[Exercise objective] Retype the listing found below exactly, but leave out each picture.
[[ The data open ]]
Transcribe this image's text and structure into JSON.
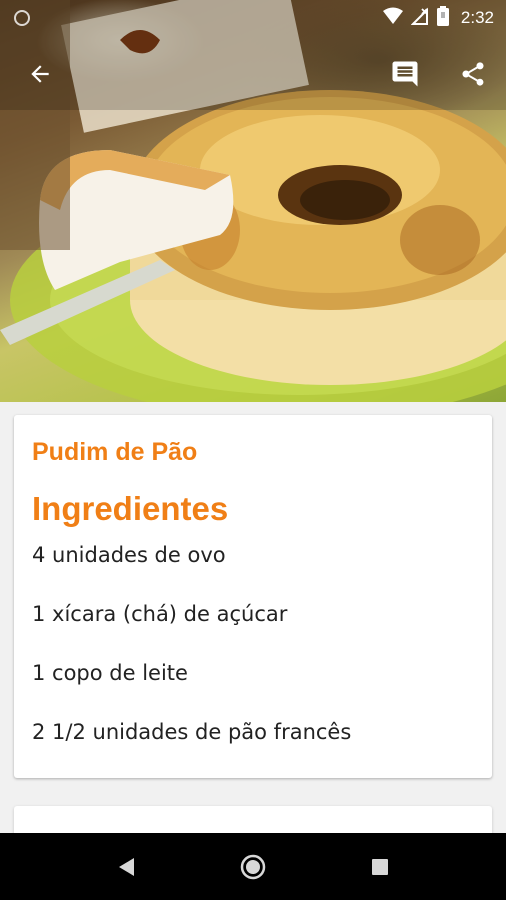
{
  "status_bar": {
    "time": "2:32",
    "icons": [
      "wifi-icon",
      "signal-off-icon",
      "battery-icon"
    ]
  },
  "toolbar": {
    "back_icon": "arrow-back-icon",
    "comment_icon": "comment-icon",
    "share_icon": "share-icon"
  },
  "recipe": {
    "title": "Pudim de Pão",
    "section_heading": "Ingredientes",
    "ingredients": [
      "4 unidades de ovo",
      "1 xícara (chá) de açúcar",
      "1 copo de leite",
      "2 1/2 unidades de pão francês"
    ]
  },
  "nav_bar": {
    "icons": [
      "nav-back-icon",
      "nav-home-icon",
      "nav-recent-icon"
    ]
  },
  "colors": {
    "accent": "#f07f16",
    "text": "#222222",
    "background": "#f1f1f1"
  }
}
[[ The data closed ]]
[Result of this task]
Transcribe this image's text and structure into JSON.
{
  "status_bar": {
    "time": "2:32",
    "icons": [
      "wifi-icon",
      "signal-off-icon",
      "battery-icon"
    ]
  },
  "toolbar": {
    "back_icon": "arrow-back-icon",
    "comment_icon": "comment-icon",
    "share_icon": "share-icon"
  },
  "recipe": {
    "title": "Pudim de Pão",
    "section_heading": "Ingredientes",
    "ingredients": [
      "4 unidades de ovo",
      "1 xícara (chá) de açúcar",
      "1 copo de leite",
      "2 1/2 unidades de pão francês"
    ]
  },
  "nav_bar": {
    "icons": [
      "nav-back-icon",
      "nav-home-icon",
      "nav-recent-icon"
    ]
  },
  "colors": {
    "accent": "#f07f16",
    "text": "#222222",
    "background": "#f1f1f1"
  }
}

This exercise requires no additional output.